The key witness in the Leeper case was Rushdoony. He was brought in by attorney Sharpe because he was the most recognized defender in the United States of Christian education. After the victory, Sharpe said this: “His testimony was way beyond anything I’d hoped for. It was one of the few times in my career that I ever saw a witness destroy the attorney who was trying to examine him.” Rushdoony’s complete testimony is here.


To understand Rushdoony’s position on the right of parents to educate their children, you must understand his position on education in general. He saw it as a matter of religion. He saw parents as agents of God. He saw state education as humanistic and deeply religious. He presented his case in the name of religious liberty. He saw Christian education as inherently at war with the supposed neutrality of state education. State education is part of a rival religion, he argued: the religion of humanism.

(For the rest of my article, click the link.)

Continue Reading on www.garynorth.com

Print Friendly and PDF

Posting Policy:
We have no tolerance for comments containing violence, racism, vulgarity, profanity, all caps, or discourteous behavior. Thank you for partnering with us to maintain a courteous and useful public environment where we can engage in reasonable discourse. Read more.

4 thoughts on “The Classical Christian Curriculum: Marriage to a Corpse

  1. Homeschooling should be first and foremost about glorifying God in successive generations of our posterity and teaching the truth of His Word, including how it applies to America's 1600 Christian founding and the United States of America's late 1700s Enlightenment founding.
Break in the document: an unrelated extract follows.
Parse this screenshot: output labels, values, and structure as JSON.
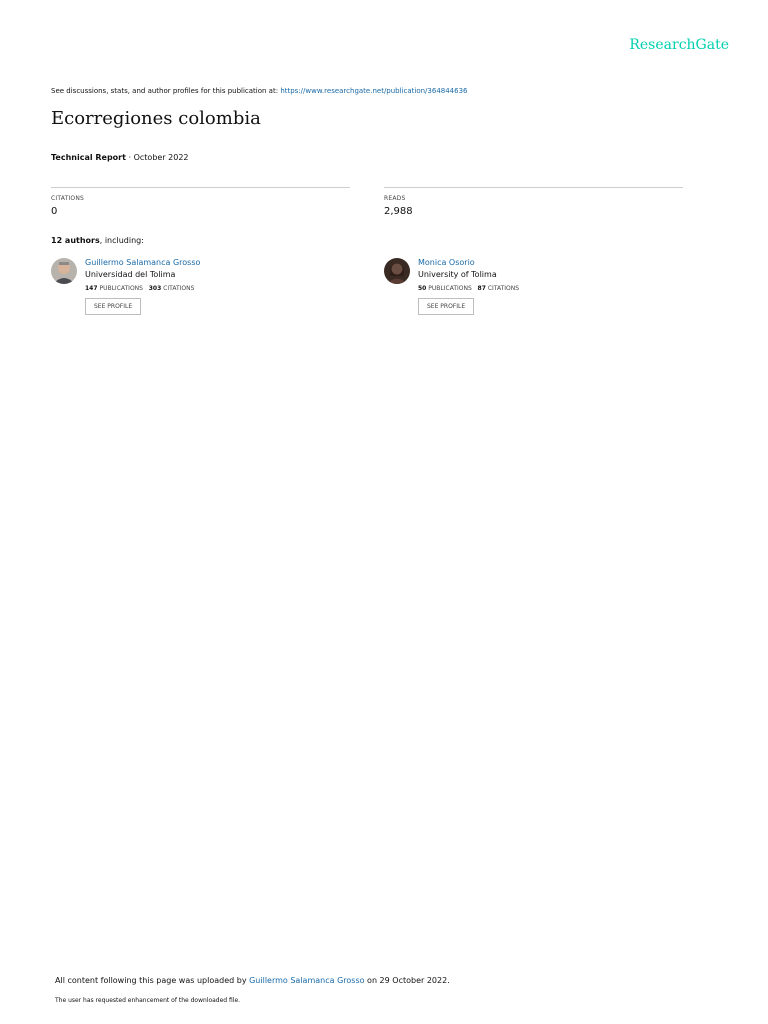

    For any one interested, we've produced a home school curriculum for the 85-page "Primer" of "Bible Law vs. the United States Constitution: The Christian Perspective." You can find it at http://www.bibleversusconstitution.org/Store.html….

    For a free copy of the "Primer," take our Constitution Survey at http://www.bibleversusconstitution.org/Constituti….

  2. Phillip the Bruce says:

    Sellers of "Classical Christian" curriculi may be ignorant and deceived, or they may be deliberately deceptive. Either way they are Sodomites. The naive Christians who buy their products are catemites.

  3. To boil it down, reading the article brings to mind the scripture, “Do not be deceived “. But the question for concerned parents who are sincere Biblical Christians who hold firmly to what we desire as a Christian Worldview is, “how do we clearly and easily recognize and understand all the differences is education types when our own education, if public or private, were tainted?”
    Do we go back to school? Will churches start having “parent education classes”? But, how will church leaders even clearly know and understand the differences in types of education?
    I suppose each of us, regardless of where we were educated, most of us in public schools I’m sure, must learn to question everything and filter out the chaff from the wheat so to speak, by squaring all things against the Scriptures.

  4. Hopefully you are referring to one publisher …
    Our children teach [and have their children attend] Classical Conversation which is a one day a week curriculum as part of their homeschooling. Their is absolutely nothing contrary to fundamental Biblical doctrine and tenets in their courses.
    I challenge every parent who loves their child to seriously consider Homeschooling. There are so many support groups and cooperatives to help. Understandably many loving parents can not do this but then pray that you will be able to supplement their secular indoctrination with teaching Biblical values and science,
    If you question the authority or veracity of God word, please visit this single page proof: http://www.GodAuthoredBible.com.